DATA FOR ANALYSIS
------------
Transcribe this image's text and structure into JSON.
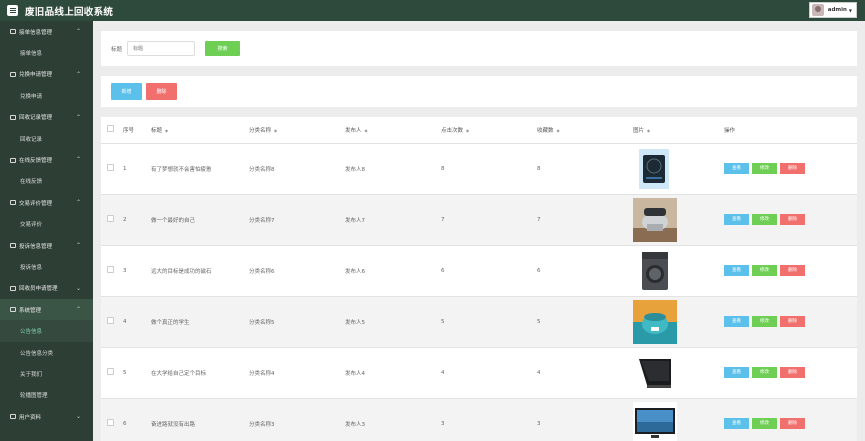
{
  "app": {
    "title": "废旧品线上回收系统",
    "user": "admin"
  },
  "sidebar": [
    {
      "label": "接单信息管理",
      "chevron": "^",
      "subs": [
        {
          "label": "接单信息"
        }
      ]
    },
    {
      "label": "兑换申请管理",
      "chevron": "^",
      "subs": [
        {
          "label": "兑换申请"
        }
      ]
    },
    {
      "label": "回收记录管理",
      "chevron": "^",
      "subs": [
        {
          "label": "回收记录"
        }
      ]
    },
    {
      "label": "在线反馈管理",
      "chevron": "^",
      "subs": [
        {
          "label": "在线反馈"
        }
      ]
    },
    {
      "label": "交易评价管理",
      "chevron": "^",
      "subs": [
        {
          "label": "交易评价"
        }
      ]
    },
    {
      "label": "投诉信息管理",
      "chevron": "^",
      "subs": [
        {
          "label": "投诉信息"
        }
      ]
    },
    {
      "label": "回收员申请管理",
      "chevron": "v",
      "subs": []
    },
    {
      "label": "系统管理",
      "chevron": "^",
      "active": true,
      "subs": [
        {
          "label": "公告信息",
          "active": true
        },
        {
          "label": "公告信息分类"
        },
        {
          "label": "关于我们"
        },
        {
          "label": "轮播图管理"
        }
      ]
    },
    {
      "label": "用户资料",
      "chevron": "v",
      "subs": []
    }
  ],
  "search": {
    "label": "标题",
    "placeholder": "标题",
    "button": "搜索"
  },
  "actions": {
    "add": "新增",
    "delete": "删除"
  },
  "table": {
    "headers": {
      "index": "序号",
      "title": "标题",
      "category": "分类名称",
      "publisher": "发布人",
      "clicks": "点击次数",
      "favorites": "收藏数",
      "image": "图片",
      "ops": "操作"
    },
    "row_ops": {
      "view": "查看",
      "edit": "修改",
      "delete": "删除"
    },
    "rows": [
      {
        "index": "1",
        "title": "有了梦想就不会害怕疲惫",
        "category": "分类名称8",
        "publisher": "发布人8",
        "clicks": "8",
        "favorites": "8",
        "image": "induction-cooker"
      },
      {
        "index": "2",
        "title": "做一个最好的自己",
        "category": "分类名称7",
        "publisher": "发布人7",
        "clicks": "7",
        "favorites": "7",
        "image": "stand-mixer"
      },
      {
        "index": "3",
        "title": "远大的目标是成功的磁石",
        "category": "分类名称6",
        "publisher": "发布人6",
        "clicks": "6",
        "favorites": "6",
        "image": "washing-machine"
      },
      {
        "index": "4",
        "title": "做个真正的学生",
        "category": "分类名称5",
        "publisher": "发布人5",
        "clicks": "5",
        "favorites": "5",
        "image": "rice-cooker"
      },
      {
        "index": "5",
        "title": "在大学给自己定个目标",
        "category": "分类名称4",
        "publisher": "发布人4",
        "clicks": "4",
        "favorites": "4",
        "image": "range-hood"
      },
      {
        "index": "6",
        "title": "奋进路就没有出路",
        "category": "分类名称3",
        "publisher": "发布人3",
        "clicks": "3",
        "favorites": "3",
        "image": "television"
      }
    ]
  },
  "colors": {
    "topbar": "#2e4a3c",
    "sidebar": "#2d3f35",
    "blue": "#5bc0ea",
    "green": "#6fcf55",
    "red": "#f1706e"
  }
}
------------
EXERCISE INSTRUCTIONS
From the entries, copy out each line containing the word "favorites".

ANSWER TO THIS EXERCISE
      "favorites": "收藏数",
        "favorites": "8",
        "favorites": "7",
        "favorites": "6",
        "favorites": "5",
        "favorites": "4",
        "favorites": "3",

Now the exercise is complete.